While Stoddard jokes that there are five seasons in Happy Valley—spring, summer, winter, fall, and football—athletics are far from the only reason to visit. Whether they come for a long weekend or an extended stay, guests of all ages, interests, and budgets will have plenty to see and do. Even the accommodations are diverse, from luxury hotels, to warm and inviting B&Bs, to family-friendly campgrounds.
When Penn State quiets down during the summer months, the arts take center stage with events such as the People’s Choice Festival in Boalsburg, Philipsburg Heritage Days, and the Millheim Art and Music Festival. The Central Pennsylvania Festival of the Arts takes over campus every July, drawing in 150,000 visitors with high-caliber artists, a bustling sidewalk sale, musical performances, food and beverage offerings, and more.
“One of the really cool things about the Central Pennsylvania Festival of the Arts is they put a map up every year for people to put in a pin where they’re from,” Stoddard says. “I have seen pins from as far away as India during that event.”
Way Fruit Farm in Port Matilda successfully started “Art in the Orchard” last year to coincide with the Central Pennsylvania Festival of the Arts. Its owners intend to make it a new tradition, featuring artisans, food trucks, and children’s activities.
That is just one of many ways in which Happy Valley celebrates its agricultural roots throughout the year. Driving tours dive into the farming history of the area, and the Central Pennsylvania Tasting Trail welcomes participants to sample adult beverages—beer, spirits, and wine—created by local brewers, distillers, and vintners.
“People love to try the craft beers, wines, ciders, and spirits on the Central Pennsylvania Tasting Trail, and we also have some farms that are really becoming destinations themselves where you can pick your own vegetables,” Kistner says. “We have a renowned cheese shop, Goot Essa, whose cheeses can be found in the finest restaurants in Philadelphia and Washington, D.C., as well as great dining options.
“At RE Farm Café, everything they serve is grown or raised right on the farm itself, and Pine Grove Hall sources 90 percent of its offerings from within a 50-mile radius,” she continues. “They are really dedicated to that farm-to-table concept, and Pine Grove Hall is also a great live music venue for jazz while you’re enjoying a fresh, inventive meal.”
Visitors work up an appetite for lunch or dinner with an outdoor excursion, perhaps a hike to the top of iconic Mount Nittany to take in the stunning views. Happy Valley is also home to three of Pennsylvania’s seven “show caves,” meaning those made accessible for public tours: Lincoln Caverns, Woodward Cave, and Penn’s Cave and Wildlife Park; Penn’s Cave is the state’s only cave on the National Register of Historic Places, and the country’s only one with an all-water cavern and a farm-nature park featuring wolves, bison, and longhorn cows.

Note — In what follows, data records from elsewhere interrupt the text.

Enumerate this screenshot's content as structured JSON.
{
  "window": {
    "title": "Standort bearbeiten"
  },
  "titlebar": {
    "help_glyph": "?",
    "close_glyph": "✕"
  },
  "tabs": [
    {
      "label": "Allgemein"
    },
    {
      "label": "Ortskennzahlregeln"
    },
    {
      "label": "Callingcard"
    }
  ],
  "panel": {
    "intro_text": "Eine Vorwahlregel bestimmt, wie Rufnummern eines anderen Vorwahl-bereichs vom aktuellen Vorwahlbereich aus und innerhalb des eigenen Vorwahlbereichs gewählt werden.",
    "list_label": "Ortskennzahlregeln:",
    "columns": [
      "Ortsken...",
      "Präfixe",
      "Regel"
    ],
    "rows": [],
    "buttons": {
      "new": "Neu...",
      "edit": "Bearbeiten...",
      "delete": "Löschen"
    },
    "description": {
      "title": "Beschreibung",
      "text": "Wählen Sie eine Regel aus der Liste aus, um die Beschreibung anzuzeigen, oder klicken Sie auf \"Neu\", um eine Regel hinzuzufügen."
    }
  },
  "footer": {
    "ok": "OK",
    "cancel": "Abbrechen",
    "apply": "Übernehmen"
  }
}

Others prefer adventure of a different sort: shopping. The region has an abundance of unique shops and stores, from artisan markets such as Belle Mercantile and Helen Foxx and Co. in Bellefonte, to Apple Hill Antiques, now celebrating its 25th anniversary, in Houserville. The Green Drake Gallery and Arts Center in Millheim has pottery, jewelry, and fine art, while downtown State College has an eclectic mix of modern and traditional stores.
“That’s the great thing about exploring the area,” Kistner says. “You find these hidden gems in all of our communities.”

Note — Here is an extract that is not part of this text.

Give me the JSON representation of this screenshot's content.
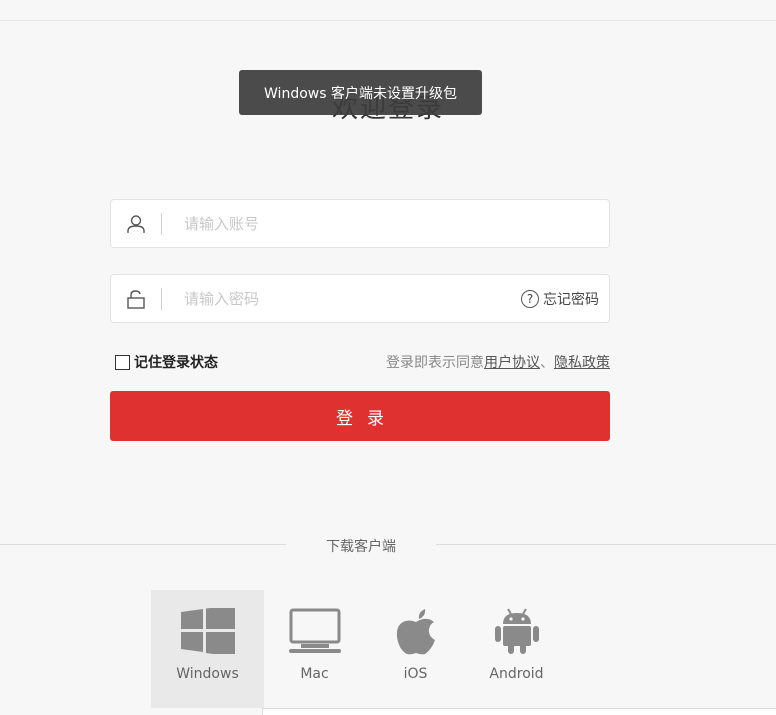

Stoddard praises Bellefonte and Boalsburg in particular for their rich histories, and other attractions in the area include museums, championship golf, and live theater. After two years of the pandemic, travelers are eager to explore again, and Happy Valley has reclaimed its title as a prime destination for an enjoyable mix of experiences.
“We weathered the storm of COVID, and we are looking forward to the future here in Happy Valley,” Stoddard says. “Mask mandates have been lifted, and it really does seem like it’s behind us. Whether you’re looking for a dining destination, community events, wide-open spaces, or the outdoors, we believe you’ll find a lot to do and see here.”